▸ Aim of the task
The records below must be returned exactly, with every picture left out.

▸ The input
=-=-=
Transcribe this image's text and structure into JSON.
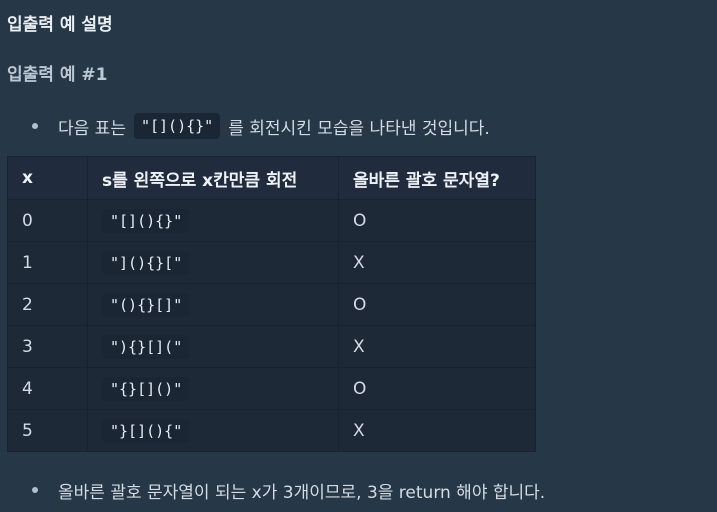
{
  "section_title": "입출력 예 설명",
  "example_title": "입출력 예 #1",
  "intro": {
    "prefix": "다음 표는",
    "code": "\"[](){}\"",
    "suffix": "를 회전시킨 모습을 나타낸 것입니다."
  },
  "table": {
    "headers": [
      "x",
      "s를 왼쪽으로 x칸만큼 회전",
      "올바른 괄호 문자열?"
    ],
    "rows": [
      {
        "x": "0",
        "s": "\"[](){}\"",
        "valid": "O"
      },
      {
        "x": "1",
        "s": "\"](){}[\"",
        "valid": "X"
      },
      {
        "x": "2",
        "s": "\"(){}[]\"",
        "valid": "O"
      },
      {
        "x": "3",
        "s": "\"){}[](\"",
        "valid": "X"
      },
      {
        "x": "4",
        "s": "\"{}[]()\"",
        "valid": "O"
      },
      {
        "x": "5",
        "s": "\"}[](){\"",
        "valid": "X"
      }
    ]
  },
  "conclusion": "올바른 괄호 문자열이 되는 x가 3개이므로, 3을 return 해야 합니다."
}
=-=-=
▸ Result
Transcribe this image's text and structure into JSON.
{
  "section_title": "입출력 예 설명",
  "example_title": "입출력 예 #1",
  "intro": {
    "prefix": "다음 표는",
    "code": "\"[](){}\"",
    "suffix": "를 회전시킨 모습을 나타낸 것입니다."
  },
  "table": {
    "headers": [
      "x",
      "s를 왼쪽으로 x칸만큼 회전",
      "올바른 괄호 문자열?"
    ],
    "rows": [
      {
        "x": "0",
        "s": "\"[](){}\"",
        "valid": "O"
      },
      {
        "x": "1",
        "s": "\"](){}[\"",
        "valid": "X"
      },
      {
        "x": "2",
        "s": "\"(){}[]\"",
        "valid": "O"
      },
      {
        "x": "3",
        "s": "\"){}[](\"",
        "valid": "X"
      },
      {
        "x": "4",
        "s": "\"{}[]()\"",
        "valid": "O"
      },
      {
        "x": "5",
        "s": "\"}[](){\"",
        "valid": "X"
      }
    ]
  },
  "conclusion": "올바른 괄호 문자열이 되는 x가 3개이므로, 3을 return 해야 합니다."
}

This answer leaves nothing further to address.